EXERCISE DESCRIPTION: Write only how many lines of the listing below include the string "icon".

━━━ AVAILABLE DATA

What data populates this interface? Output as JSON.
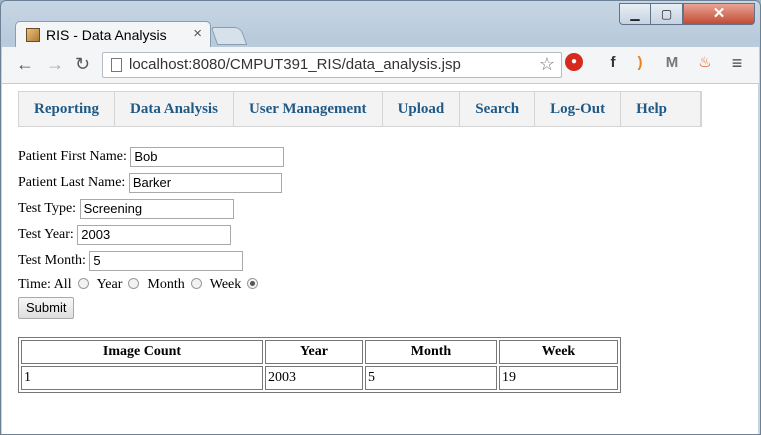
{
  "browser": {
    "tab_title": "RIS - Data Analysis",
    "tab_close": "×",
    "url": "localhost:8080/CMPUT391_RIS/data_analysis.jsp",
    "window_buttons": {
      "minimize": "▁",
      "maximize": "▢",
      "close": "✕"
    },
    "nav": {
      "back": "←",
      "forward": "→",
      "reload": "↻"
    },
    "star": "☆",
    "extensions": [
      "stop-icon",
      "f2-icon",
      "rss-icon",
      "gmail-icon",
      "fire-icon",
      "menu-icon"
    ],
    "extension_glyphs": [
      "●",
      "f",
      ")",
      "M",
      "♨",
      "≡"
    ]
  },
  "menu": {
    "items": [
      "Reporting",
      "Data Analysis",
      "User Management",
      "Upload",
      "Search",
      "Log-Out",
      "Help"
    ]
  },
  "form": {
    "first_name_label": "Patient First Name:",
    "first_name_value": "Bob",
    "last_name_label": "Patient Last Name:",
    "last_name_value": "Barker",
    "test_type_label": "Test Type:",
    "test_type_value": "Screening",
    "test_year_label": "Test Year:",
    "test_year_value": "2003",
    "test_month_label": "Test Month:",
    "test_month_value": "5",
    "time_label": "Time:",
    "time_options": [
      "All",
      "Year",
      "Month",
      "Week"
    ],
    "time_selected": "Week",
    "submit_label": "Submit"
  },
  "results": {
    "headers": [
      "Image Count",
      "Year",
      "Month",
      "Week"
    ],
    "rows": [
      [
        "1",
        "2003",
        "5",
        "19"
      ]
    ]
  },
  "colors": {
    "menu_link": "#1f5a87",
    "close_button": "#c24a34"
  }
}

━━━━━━

RESULT FOR THIS TASK: 6